Explants from haploid, diploid, and tetraploid geraniums (Pelargonium ⨯ hortorum Bailey) were grown under 1, 5, and 10 klx of continuous cool white fluorescent lamps. Maximum callus production, measured by fresh weight increase occurred at 5 klx for ‘Kleine Liebling (haploid) and at 1 klx for ‘Sprinter’ (diploid) and ‘Sincerity’ (tetraploid). All cultivars grew poorly at 10 klx. Increase in fresh weight of ‘Sprinter’ tissue was 3 times greater than that of ‘Kleine Liebling’ and ‘Sincereity’ at 1 klx and 2 times greater at 5 klx. Differences among light treatments and among cultivars were more apparent with explants taken in winter versus explants taken in the summer.
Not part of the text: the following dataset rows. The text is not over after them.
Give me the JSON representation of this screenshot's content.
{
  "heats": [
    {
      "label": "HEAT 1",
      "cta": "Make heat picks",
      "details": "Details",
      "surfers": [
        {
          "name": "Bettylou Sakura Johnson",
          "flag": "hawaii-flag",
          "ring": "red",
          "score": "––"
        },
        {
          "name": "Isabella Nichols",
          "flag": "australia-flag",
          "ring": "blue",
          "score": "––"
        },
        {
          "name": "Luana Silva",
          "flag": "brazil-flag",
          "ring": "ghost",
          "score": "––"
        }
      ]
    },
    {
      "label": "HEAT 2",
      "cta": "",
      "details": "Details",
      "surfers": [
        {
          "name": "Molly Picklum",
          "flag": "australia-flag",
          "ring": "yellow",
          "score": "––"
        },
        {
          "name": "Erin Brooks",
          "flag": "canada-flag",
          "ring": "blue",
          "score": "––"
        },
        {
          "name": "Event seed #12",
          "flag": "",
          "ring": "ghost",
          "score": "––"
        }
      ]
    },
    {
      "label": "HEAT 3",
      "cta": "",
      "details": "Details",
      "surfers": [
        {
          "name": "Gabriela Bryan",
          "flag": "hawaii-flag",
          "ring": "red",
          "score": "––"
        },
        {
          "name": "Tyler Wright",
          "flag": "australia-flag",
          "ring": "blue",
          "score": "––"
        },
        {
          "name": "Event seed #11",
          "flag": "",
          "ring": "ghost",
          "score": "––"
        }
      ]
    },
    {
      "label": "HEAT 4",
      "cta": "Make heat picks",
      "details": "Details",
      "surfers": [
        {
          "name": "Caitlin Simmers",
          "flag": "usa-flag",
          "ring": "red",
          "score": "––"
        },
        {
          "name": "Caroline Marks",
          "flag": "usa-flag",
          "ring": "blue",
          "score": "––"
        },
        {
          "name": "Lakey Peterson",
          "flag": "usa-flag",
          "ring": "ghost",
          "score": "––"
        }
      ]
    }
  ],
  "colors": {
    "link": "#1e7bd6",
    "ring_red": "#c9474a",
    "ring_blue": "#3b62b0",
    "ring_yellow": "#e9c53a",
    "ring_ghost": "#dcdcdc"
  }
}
Immature `Redhaven' peach (Prunus persica L. Batsch) embryos were infected with Agrobacterium tumefaciens strain tms328::Tn5 carrying the functional cytokinin gene. Shoots were regenerated from callus grown on MS medium without added phytohormones and subsequently rooted on half-strength MS medium with 2.8 -naphthaleneacetic acid. These plants exhibited an increased frequency of branching in vitro. Low levels of cytokinin gene transcripts were detected in these cells by Northern analysis, and using an ELISA assay, the cytokinins zeatin and zeatinriboside were determined to be on the average 30-fold higher. From these results, the expression of the cytokinin gene appears to promote growth of cells in the absence of phytohormones thus serving as a marker for transformation and a promoter of morphogenesis without a 2,4-dichlorophenoxyacetic acid inductive step.
A detached-leaf bioassay was used to evaluate peach [Prunus persica (L.) Batsch] regenerants derived from zygotic embryo callus cultures of cultivars Sunhigh (susceptible to leaf spot) and Redhaven (moderately resistant to leaf spot) for resistance to Xanthomonas campestris pv. pruni [(E.F. Sm.) Dews], the causal agent of bacterial leaf spot. Regenerants obtained from calli produced on two `Sunhigh' embryos, #61 and #156, and on three `Redhaven' embryos were evaluated. Sixty-four percent of the regenerants derived from `Sunhigh' embryo #156 and 13% of the regenerants derived from `Sunhigh' embryo #61 demonstrated significantly greater spot resistance than `Sunhigh'. Regenerants with resistance greater than `Redhaven' were also obtained from both `Sunhigh' embryos. The frequency of variation in the `Sunhigh' seedling population, with respect to the response to bacterial leaf spot, was not so great as that exhibited by the regenerants derived from `Sunhigh' embryo #156. None of the `Redhaven' seedlings or any of the regenerants derived from `Redhaven' embryos were more resistant than `Redhaven'. These studies suggest that the frequency of somaclonal variation is genetically determined and that screening for somaclonal variation may be a feasible approach to obtaining leaf spot-resistant peach plants.
A wick bioassay was developed to screen peach [Prunus persica (L.) Batsch] shoot cultures for resistance to bacterial spot [Xanthomonas campestris pv. pruni (E. F. Sm.) Dows)]. Three weeks after inoculation, the number of colony forming units (CFU) from 1-cm stem sections excised from highly susceptible cultivars was significantly greater than CFU from several resistant cultivars. Neither growth regulators nor the length of time that shoots were maintained in vitro prior to inoculation significantly influenced the response of these cultivars to bacterial leaf spot. This technique should be useful in screening for somaclonal variants obtained from peach cell cultures.